Andrea Chalupa: 25:43 And how can people watch Oleg Sentsov’s other films, like Gamer, which won a big award in I think as Rotterdam. How can we see Gamer,
Anna Palenchuk: 25:54 I think in YouTube there exists "Gamer" with English subtitles.
Andrea Chalupa: 25:59 How could we see Numbers when it comes out?
Anna Palenchuk: 26:01 I think in one of the big [film] festivals, and then in other film festivals, then I hope that there will be distribution in different countries. And then of course we'll think about digital distribution.
Andrea Chalupa: 26:13 Is there a way for us to follow your film on Facebook or Twitter?
Anna Palenchuk: 26:19 Yeah. On Facebook there exists our page "Numbers", and please follow, and we will create a Twitter account of course, uh, to give more information to [the] World about our project.
Andrea Chalupa: 26:33 Great. So we can just go on Facebook and search Oleg Sentsov and "Numbers" film.
Andrea Chalupa: 26:41 And so I'm so inspired by this and all the work you've done for your friend all these years. My grandfather, like your grandfather, was arrested during Stalin's purges in the 1930s, and I think for so many of us who've had family that have suffered under Stalin, of course it feels surreal and terrifying and heartbreaking to see this history repeating again today under Putin.
Anna Palenchuk: 27:05 Yes, this is the same history for me, that's why it's so important now to fight for freedom for Oleg Sentsov.

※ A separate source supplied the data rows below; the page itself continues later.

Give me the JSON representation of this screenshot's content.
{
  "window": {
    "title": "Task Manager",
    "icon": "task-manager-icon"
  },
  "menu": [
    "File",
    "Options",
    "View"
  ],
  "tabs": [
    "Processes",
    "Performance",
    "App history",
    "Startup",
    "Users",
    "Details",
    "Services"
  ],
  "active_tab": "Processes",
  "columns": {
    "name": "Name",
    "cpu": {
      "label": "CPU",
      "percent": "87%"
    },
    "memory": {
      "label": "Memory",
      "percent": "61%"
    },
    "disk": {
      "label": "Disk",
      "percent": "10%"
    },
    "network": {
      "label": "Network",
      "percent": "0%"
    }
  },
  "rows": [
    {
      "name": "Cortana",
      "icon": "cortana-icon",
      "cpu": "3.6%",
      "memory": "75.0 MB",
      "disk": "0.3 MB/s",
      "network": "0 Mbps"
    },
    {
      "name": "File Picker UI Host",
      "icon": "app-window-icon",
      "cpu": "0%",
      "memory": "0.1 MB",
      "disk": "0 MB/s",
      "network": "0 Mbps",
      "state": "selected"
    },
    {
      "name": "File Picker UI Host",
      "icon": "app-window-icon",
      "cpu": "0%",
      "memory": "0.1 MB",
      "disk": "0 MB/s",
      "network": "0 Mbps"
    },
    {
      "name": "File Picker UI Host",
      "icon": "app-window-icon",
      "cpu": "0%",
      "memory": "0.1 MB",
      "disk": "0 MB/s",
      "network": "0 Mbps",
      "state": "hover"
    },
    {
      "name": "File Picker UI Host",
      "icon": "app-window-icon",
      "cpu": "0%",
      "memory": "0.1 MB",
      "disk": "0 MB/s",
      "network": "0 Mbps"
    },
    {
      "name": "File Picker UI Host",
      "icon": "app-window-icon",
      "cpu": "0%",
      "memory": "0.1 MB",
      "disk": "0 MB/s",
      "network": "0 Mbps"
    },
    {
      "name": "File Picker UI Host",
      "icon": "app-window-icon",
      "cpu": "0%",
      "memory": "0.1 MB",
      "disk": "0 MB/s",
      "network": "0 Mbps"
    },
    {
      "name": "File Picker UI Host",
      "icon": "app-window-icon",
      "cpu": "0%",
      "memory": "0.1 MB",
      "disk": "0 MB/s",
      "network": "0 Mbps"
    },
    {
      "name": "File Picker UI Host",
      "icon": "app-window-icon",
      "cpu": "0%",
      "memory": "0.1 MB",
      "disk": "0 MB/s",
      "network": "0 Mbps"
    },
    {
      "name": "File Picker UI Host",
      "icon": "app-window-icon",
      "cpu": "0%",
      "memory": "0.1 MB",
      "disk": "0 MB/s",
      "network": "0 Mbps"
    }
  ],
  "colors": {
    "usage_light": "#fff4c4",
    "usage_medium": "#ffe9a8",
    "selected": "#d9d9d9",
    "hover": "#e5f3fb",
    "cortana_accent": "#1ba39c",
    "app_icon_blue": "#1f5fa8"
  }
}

Andrea Chalupa: 27:12 Thank you so very much for this interview, and I know you're going to inspire so many audiences with your work and your film and the world thinks you for standing up for freedom.